    Y. R. Lee, H. M. Giang, and B. Liu, A novel plant kinesin-related protein specifically associates with the phragmoplast organelles, Plant Cell 13, 2427 – 2439 (2001).PubMedCrossRefGoogle Scholar
  65. 65.
    S. L. Gupton, D. A. Collings, and N. S. Allen, Endoplasmic reticulum targeted GFP reveals ER organization in tobacco NT-1 cells during cell division, Plant Physiol. Biochem. 44, 95 – 105 (2006).PubMedCrossRefGoogle Scholar
  66. 66.
    M. Garcia, X. Darzacq, T. Delaveau, L. Jourdren, R. H. Singer, and C. Jacq, Mitochondria-associated yeast mRNAs and the biogenesis of molecular complexes, Mol. Biol. Cell 18, 362 – 368 (2007).PubMedCrossRefGoogle Scholar
  67. 67.
    S. Subramani, Hitchhiking fads en route to peroxisomes, J. Cell Biol. 156, 415 – 417. (2002).PubMedCrossRefGoogle Scholar
  68. 68.
    J. D. I. Harper, N. D. Weerakoon, J. C. Gardiner, L. M. Blackman, and J. Marc, A 75-kDa plant protein isolated by tubulin-affinity chromatography is a peroxisomal matrix enzyme, Can. J. Bot. 80, 1018 – 1027 (2002).CrossRefGoogle Scholar
  69. 69.
    X. Liu, B. Reig, I. M. Nasrallah, and P. J. Stover, Human cytoplasmic serine hydroxymethyltransferase is an mRNA binding protein, Biochemistry 39, 11523 – 11531 (2000).PubMedCrossRefGoogle Scholar
  70. 70.
    N. Tai, J. C. Schmitz, J. Liu, X. Lin, M. Bailly, T. M. Chen, and E. Chu, Translational autoregulation of thymidylate synthase and dihydrofolate reductase, Front Biosci. 9, 2521 – 2526 (2004).PubMedCrossRefGoogle Scholar

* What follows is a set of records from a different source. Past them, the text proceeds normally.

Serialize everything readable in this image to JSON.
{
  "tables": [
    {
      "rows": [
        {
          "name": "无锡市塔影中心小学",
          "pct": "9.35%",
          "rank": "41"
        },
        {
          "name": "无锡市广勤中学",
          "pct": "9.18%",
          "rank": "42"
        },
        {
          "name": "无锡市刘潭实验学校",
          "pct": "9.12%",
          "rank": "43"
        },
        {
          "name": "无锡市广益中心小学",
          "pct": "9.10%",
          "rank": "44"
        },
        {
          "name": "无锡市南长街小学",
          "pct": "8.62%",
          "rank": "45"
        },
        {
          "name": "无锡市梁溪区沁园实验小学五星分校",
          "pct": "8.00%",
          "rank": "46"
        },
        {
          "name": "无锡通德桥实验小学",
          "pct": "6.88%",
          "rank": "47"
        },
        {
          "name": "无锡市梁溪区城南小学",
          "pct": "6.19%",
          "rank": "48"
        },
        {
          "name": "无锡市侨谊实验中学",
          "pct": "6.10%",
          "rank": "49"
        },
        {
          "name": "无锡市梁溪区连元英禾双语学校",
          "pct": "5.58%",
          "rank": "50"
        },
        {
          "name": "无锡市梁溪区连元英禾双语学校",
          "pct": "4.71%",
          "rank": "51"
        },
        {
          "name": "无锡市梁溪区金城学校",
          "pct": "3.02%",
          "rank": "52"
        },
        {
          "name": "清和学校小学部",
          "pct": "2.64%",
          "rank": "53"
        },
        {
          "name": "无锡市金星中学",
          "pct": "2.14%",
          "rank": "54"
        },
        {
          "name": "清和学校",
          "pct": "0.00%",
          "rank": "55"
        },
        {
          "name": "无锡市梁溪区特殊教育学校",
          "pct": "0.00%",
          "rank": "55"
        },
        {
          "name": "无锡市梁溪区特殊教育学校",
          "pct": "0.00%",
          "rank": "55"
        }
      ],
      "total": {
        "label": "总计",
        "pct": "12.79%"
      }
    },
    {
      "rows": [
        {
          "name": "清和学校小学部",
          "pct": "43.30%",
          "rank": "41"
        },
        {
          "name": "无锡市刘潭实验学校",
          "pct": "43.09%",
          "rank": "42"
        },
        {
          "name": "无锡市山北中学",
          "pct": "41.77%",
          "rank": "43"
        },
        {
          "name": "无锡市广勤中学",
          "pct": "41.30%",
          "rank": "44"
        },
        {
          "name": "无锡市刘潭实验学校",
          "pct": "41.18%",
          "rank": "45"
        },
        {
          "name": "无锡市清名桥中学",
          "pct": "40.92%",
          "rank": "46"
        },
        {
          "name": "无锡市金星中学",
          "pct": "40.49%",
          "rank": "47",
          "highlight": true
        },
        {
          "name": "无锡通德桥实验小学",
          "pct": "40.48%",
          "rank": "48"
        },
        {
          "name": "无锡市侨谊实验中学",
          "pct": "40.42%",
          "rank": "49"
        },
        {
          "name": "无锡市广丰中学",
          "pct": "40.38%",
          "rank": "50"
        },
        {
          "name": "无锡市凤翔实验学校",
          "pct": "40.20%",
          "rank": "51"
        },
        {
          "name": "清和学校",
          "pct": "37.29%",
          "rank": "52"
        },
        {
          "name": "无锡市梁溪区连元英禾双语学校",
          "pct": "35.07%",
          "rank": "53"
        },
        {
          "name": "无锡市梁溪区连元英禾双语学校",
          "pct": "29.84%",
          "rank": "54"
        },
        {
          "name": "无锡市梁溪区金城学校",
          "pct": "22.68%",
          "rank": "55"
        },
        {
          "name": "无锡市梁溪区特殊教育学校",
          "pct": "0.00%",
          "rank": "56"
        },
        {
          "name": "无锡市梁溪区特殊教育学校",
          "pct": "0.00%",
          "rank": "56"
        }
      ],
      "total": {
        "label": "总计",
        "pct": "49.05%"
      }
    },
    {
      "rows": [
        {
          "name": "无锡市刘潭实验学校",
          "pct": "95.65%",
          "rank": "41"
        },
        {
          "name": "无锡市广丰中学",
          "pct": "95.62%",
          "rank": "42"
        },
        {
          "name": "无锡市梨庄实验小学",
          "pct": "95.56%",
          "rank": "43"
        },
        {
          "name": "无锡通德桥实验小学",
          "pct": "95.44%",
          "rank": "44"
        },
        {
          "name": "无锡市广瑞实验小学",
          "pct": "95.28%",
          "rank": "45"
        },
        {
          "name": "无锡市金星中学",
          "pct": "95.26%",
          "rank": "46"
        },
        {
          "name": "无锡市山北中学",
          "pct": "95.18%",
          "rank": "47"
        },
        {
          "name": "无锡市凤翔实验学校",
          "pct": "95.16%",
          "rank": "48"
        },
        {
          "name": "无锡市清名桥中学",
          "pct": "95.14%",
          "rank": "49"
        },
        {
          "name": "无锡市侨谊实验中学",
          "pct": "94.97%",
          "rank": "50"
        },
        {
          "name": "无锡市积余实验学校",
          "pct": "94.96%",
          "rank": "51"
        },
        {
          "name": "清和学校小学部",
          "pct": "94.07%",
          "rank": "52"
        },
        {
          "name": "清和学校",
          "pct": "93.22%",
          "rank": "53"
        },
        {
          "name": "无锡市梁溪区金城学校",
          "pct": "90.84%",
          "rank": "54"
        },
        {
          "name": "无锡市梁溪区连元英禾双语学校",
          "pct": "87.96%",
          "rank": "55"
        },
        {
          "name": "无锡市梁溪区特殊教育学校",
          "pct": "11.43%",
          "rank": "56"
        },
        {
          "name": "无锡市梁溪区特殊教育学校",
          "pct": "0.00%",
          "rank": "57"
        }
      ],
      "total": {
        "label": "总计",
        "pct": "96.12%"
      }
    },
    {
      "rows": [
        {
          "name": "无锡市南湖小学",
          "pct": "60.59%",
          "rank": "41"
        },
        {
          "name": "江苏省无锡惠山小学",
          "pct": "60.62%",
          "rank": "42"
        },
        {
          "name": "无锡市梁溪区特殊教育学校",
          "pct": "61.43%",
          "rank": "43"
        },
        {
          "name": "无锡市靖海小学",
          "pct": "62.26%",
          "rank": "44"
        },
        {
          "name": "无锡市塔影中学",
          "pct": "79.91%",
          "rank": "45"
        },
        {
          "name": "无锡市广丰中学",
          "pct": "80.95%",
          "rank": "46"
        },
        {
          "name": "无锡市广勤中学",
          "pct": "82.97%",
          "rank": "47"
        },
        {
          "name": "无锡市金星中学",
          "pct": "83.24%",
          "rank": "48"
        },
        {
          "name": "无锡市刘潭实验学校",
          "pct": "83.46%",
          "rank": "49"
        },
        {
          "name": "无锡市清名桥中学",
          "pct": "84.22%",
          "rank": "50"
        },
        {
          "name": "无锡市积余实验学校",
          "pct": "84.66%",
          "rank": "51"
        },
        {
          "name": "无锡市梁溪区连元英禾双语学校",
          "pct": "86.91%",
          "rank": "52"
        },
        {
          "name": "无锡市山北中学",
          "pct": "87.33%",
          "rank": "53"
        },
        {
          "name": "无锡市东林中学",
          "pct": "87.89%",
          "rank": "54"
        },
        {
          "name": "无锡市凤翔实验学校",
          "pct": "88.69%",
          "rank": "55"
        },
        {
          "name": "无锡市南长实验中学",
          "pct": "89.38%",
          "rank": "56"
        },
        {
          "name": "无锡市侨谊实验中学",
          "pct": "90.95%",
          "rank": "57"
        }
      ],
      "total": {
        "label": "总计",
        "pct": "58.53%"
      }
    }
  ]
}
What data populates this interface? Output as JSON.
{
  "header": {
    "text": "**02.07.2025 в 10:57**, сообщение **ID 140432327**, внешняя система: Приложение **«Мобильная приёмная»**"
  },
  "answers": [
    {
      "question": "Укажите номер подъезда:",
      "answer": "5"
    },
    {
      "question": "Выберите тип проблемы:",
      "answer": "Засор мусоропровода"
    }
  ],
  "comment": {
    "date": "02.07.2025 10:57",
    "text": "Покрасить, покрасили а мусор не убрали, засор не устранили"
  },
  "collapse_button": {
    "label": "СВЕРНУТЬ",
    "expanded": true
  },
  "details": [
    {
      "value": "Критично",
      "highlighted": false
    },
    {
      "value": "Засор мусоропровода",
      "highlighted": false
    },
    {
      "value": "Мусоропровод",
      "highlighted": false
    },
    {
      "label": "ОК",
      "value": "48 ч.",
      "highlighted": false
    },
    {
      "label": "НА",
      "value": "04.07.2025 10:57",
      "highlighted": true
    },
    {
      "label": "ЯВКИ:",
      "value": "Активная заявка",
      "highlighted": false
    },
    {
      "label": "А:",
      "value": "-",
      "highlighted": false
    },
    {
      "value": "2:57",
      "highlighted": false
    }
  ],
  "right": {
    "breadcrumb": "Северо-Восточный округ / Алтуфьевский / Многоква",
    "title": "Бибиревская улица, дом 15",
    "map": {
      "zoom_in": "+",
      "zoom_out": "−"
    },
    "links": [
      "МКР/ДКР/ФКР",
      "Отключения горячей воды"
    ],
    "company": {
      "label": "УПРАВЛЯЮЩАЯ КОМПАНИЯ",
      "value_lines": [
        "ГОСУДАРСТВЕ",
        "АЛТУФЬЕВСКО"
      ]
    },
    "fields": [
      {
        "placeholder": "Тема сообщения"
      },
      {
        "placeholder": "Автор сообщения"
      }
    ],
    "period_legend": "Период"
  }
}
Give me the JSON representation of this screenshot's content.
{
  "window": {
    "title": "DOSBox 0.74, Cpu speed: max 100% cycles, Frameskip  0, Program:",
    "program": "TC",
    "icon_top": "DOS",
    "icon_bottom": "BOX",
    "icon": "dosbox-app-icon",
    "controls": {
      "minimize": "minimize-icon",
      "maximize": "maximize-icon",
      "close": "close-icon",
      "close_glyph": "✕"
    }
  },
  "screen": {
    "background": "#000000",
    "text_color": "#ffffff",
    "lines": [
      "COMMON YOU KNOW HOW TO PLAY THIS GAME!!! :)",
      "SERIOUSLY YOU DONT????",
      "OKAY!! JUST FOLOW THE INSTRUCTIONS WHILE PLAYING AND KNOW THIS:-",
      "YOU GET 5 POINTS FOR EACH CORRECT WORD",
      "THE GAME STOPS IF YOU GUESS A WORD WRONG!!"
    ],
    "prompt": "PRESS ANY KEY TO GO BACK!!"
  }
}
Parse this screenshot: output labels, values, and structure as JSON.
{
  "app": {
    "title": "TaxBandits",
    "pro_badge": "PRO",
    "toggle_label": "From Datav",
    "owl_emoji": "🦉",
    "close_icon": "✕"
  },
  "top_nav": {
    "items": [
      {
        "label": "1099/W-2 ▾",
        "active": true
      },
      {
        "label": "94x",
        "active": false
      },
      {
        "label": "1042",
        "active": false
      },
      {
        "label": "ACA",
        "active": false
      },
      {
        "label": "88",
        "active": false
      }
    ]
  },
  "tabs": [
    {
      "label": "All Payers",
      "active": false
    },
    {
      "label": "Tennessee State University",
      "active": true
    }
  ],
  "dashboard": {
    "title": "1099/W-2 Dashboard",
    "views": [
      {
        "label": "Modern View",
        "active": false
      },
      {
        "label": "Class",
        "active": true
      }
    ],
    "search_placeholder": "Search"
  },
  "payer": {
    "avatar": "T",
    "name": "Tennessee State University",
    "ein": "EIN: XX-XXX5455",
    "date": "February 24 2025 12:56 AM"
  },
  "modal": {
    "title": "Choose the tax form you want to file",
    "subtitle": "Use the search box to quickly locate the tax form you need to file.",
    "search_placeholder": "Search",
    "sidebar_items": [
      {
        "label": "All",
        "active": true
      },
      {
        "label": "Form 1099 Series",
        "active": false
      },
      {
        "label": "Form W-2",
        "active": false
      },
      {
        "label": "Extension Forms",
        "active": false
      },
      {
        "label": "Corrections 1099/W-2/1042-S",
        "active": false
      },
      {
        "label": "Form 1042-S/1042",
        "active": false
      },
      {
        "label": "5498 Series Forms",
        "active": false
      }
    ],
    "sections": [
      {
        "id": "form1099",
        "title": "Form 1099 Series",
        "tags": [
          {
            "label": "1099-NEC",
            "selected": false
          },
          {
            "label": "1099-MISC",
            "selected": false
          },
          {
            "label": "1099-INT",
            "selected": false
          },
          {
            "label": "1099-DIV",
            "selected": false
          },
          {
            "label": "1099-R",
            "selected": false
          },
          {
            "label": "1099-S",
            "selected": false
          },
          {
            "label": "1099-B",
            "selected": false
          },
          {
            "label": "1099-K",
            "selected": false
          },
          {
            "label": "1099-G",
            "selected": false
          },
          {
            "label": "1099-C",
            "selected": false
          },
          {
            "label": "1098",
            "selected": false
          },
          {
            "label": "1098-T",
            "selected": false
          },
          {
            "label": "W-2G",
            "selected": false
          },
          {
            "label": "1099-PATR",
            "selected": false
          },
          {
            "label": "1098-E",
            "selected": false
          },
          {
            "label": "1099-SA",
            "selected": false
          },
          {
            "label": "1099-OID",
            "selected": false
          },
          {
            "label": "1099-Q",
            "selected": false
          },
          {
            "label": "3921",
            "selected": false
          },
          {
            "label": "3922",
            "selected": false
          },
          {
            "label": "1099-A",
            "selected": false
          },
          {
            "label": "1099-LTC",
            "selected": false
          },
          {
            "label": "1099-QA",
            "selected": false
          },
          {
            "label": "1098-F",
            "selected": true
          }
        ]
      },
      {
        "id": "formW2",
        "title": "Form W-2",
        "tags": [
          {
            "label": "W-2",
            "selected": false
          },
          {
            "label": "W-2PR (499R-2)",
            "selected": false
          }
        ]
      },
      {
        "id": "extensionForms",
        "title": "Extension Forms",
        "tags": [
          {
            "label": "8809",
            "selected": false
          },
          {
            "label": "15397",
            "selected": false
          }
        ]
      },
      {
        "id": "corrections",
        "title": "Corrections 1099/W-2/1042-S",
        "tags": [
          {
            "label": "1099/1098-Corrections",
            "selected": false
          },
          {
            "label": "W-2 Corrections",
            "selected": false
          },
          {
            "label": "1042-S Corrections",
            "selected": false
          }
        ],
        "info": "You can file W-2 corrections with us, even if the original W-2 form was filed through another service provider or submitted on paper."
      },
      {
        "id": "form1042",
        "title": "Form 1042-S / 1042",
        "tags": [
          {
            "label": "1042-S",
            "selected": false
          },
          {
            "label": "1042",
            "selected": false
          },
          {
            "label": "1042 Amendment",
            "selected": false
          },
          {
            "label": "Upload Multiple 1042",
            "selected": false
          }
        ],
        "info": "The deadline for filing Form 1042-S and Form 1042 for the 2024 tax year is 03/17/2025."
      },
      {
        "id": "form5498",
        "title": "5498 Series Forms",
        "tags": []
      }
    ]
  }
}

Copyright information

© Springer Science + Business Media B.V. 2008

Authors and Affiliations

  • Teagen D. Quilichini
    • 1
  • Douglas G. Muench*
    • 1
  1. 1.Department of Biological SciencesUniversity of CalgaryCalgaryCanada

Personalised recommendations